### The input

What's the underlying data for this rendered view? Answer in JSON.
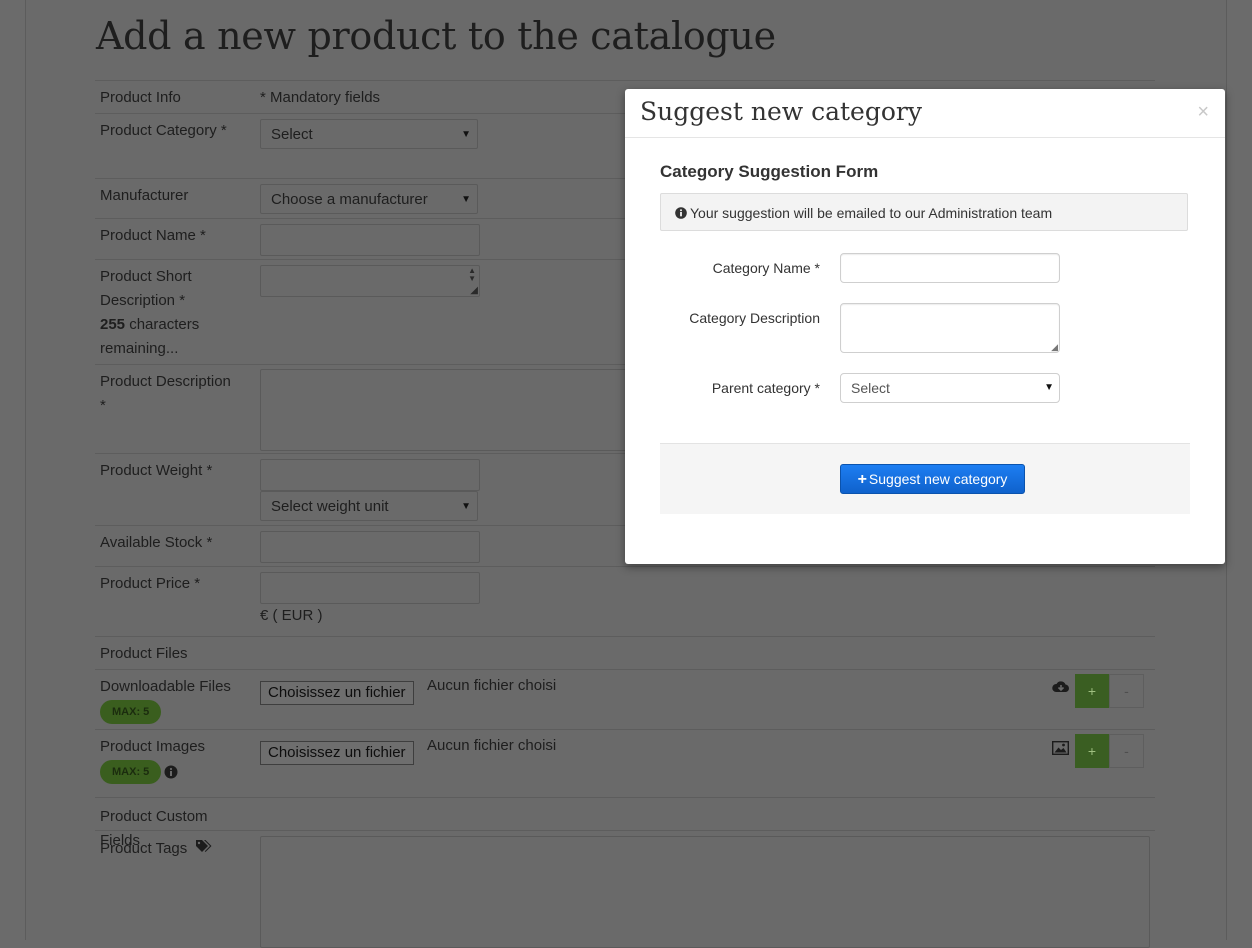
{
  "page": {
    "title": "Add a new product to the catalogue"
  },
  "form": {
    "product_info_label": "Product Info",
    "mandatory_note": "* Mandatory fields",
    "category_label": "Product Category *",
    "category_value": "Select",
    "manufacturer_label": "Manufacturer",
    "manufacturer_value": "Choose a manufacturer",
    "name_label": "Product Name *",
    "short_desc_label_line1": "Product Short",
    "short_desc_label_line2": "Description *",
    "short_desc_count": "255",
    "short_desc_count_suffix": " characters",
    "short_desc_remaining": "remaining...",
    "description_label_line1": "Product Description",
    "description_label_line2": "*",
    "weight_label": "Product Weight *",
    "weight_unit_value": "Select weight unit",
    "stock_label": "Available Stock *",
    "price_label": "Product Price *",
    "price_currency": "€ ( EUR )",
    "files_section_label": "Product Files",
    "downloadable_label": "Downloadable Files",
    "downloadable_badge": "MAX: 5",
    "downloadable_button": "Choisissez un fichier",
    "downloadable_status": "Aucun fichier choisi",
    "images_label": "Product Images",
    "images_badge": "MAX: 5",
    "images_button": "Choisissez un fichier",
    "images_status": "Aucun fichier choisi",
    "add_label": "+",
    "remove_label": "-",
    "custom_fields_label": "Product Custom Fields",
    "tags_label": "Product Tags"
  },
  "modal": {
    "title": "Suggest new category",
    "close_label": "×",
    "form_title": "Category Suggestion Form",
    "info_text": "Your suggestion will be emailed to our Administration team",
    "name_label": "Category Name *",
    "description_label": "Category Description",
    "parent_label": "Parent category *",
    "parent_value": "Select",
    "submit_label": "Suggest new category"
  },
  "colors": {
    "submit_button": "#1273e6",
    "badge": "#3a5e1e"
  }
}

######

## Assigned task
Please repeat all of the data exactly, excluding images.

## Answer box
What's the underlying data for this rendered view? Answer in JSON.
{
  "page": {
    "title": "Add a new product to the catalogue"
  },
  "form": {
    "product_info_label": "Product Info",
    "mandatory_note": "* Mandatory fields",
    "category_label": "Product Category *",
    "category_value": "Select",
    "manufacturer_label": "Manufacturer",
    "manufacturer_value": "Choose a manufacturer",
    "name_label": "Product Name *",
    "short_desc_label_line1": "Product Short",
    "short_desc_label_line2": "Description *",
    "short_desc_count": "255",
    "short_desc_count_suffix": " characters",
    "short_desc_remaining": "remaining...",
    "description_label_line1": "Product Description",
    "description_label_line2": "*",
    "weight_label": "Product Weight *",
    "weight_unit_value": "Select weight unit",
    "stock_label": "Available Stock *",
    "price_label": "Product Price *",
    "price_currency": "€ ( EUR )",
    "files_section_label": "Product Files",
    "downloadable_label": "Downloadable Files",
    "downloadable_badge": "MAX: 5",
    "downloadable_button": "Choisissez un fichier",
    "downloadable_status": "Aucun fichier choisi",
    "images_label": "Product Images",
    "images_badge": "MAX: 5",
    "images_button": "Choisissez un fichier",
    "images_status": "Aucun fichier choisi",
    "add_label": "+",
    "remove_label": "-",
    "custom_fields_label": "Product Custom Fields",
    "tags_label": "Product Tags"
  },
  "modal": {
    "title": "Suggest new category",
    "close_label": "×",
    "form_title": "Category Suggestion Form",
    "info_text": "Your suggestion will be emailed to our Administration team",
    "name_label": "Category Name *",
    "description_label": "Category Description",
    "parent_label": "Parent category *",
    "parent_value": "Select",
    "submit_label": "Suggest new category"
  },
  "colors": {
    "submit_button": "#1273e6",
    "badge": "#3a5e1e"
  }
}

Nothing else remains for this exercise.